Monday, May 4, 2015

Facebook Church

Here's a confession to begin with.  I am not a huge user of Facebook.  When I was a pastor of a large church in Colorado, I didn't use Facebook because as a person in a very public "call", I wanted to preserve some sense of privacy in my personal life.  Now that I am in a New Church Development, to be honest, I just don't have the time.  But Mission Street has made a concerted effort to have a decided presence on Facebook.  Each week we have a team of people who regularly post videos, quotes, comments, pictures, sayings, thoughts, and queries on Facebook.  And what we have discovered is a whole new avenue and form of ministry that could be called:

Facebook Church

It is incredible how many people interface with Mission Street Church through Facebook.  Chances are you are reading this blogpost through a link on Facebook.  Last week we had over 700 viewers log-on to videos of messages that we produce in house and that are posted on Facebook.  The viewers who watched hailed from Denmark, Norway, Russia, Portugal, and China.  In one of the most exciting Facebook interactions in our church, one of our regular attendees became a Christ follower this past week, and rather than stand up in church to declare their faith (as has been done for centuries), they simply posted their newly discovered relationship with Christ on Facebook.

Many books have actually been written about this recent trend in church life.  Jesse Rice has recently written a book called, "The Church of Facebook: How the Hyperconnected Are Redefining Community."

In case you aren't aware of the latest major conversation that is taking place in church circles (kudos to you if you aren't), according to some experts, there are two kinds of churches in the world: there are "Attractional Churches" and there are "Missional Churches".  Attractional Churches are those that seek to attract people to their church.  Attraction churches often feature the church building itself, the programming, the messages offered, the music program, the staff, or the general church ambiance as a way to lure people to a church.  On the other hand, there are "Missional Churches".  Missional churches seek to send people out.  They attempt to see a community as a mission field, rather than a future pool of attendees.  Missional churches are more diffuse, less easy to enumerate or define.  The weight and preference in recent years seems to have fallen upon the Missional church movement.

Mission Street seeks to be both Missional and Attractional.  We have many Missional elements: we meet in a movie theater on Sunday, we have Bible studies in restaurants, our office is in a public communal business space, our counseling appointments are often in coffee shops, and the list goes on.  On the other hand we have many Attractional dynamics: We send out postcards for big worship services, we have radio ads which invite future attendees to the theater, and we have fabulous music and worship ministry each weekend that we know for a fact people are drawn to.

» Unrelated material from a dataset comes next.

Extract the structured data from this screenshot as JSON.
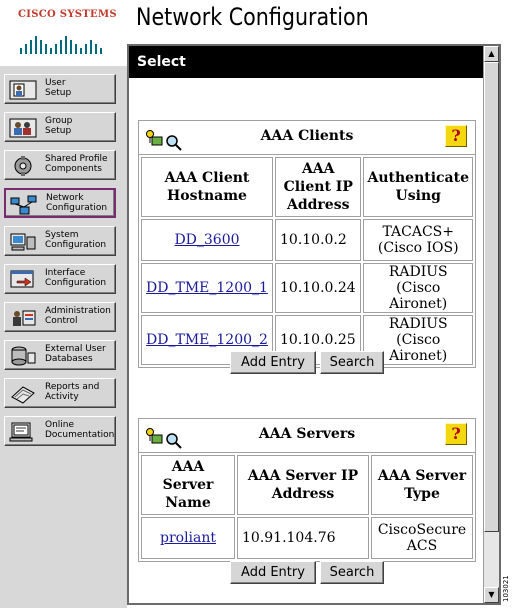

But here's my question, what is Facebook?  Is Facebook Attractional or Missional?

On the one hand there is certainly an Attractional element of Facebook.  The whole concept of Facebook is who is your "Friend", how many "Likes" do you have, who is "Trolling" your Facebook page.  On the other hand, there is an element of diffuseness about Facebook.  There is a degree of "sending out".  On Facebook you send out information about yourself for the world, not knowing who will really be impacted by that information or what they will do with it.  It could be that in future years, people will drop the whole label of Attractional or Missional altogether.  Future churches, who seek to be relevant, might just seek to be a:

Facebook Church

Let me know on Facebook, if you "Like" this blogpost?

All For Now,

No comments:

Post a Comment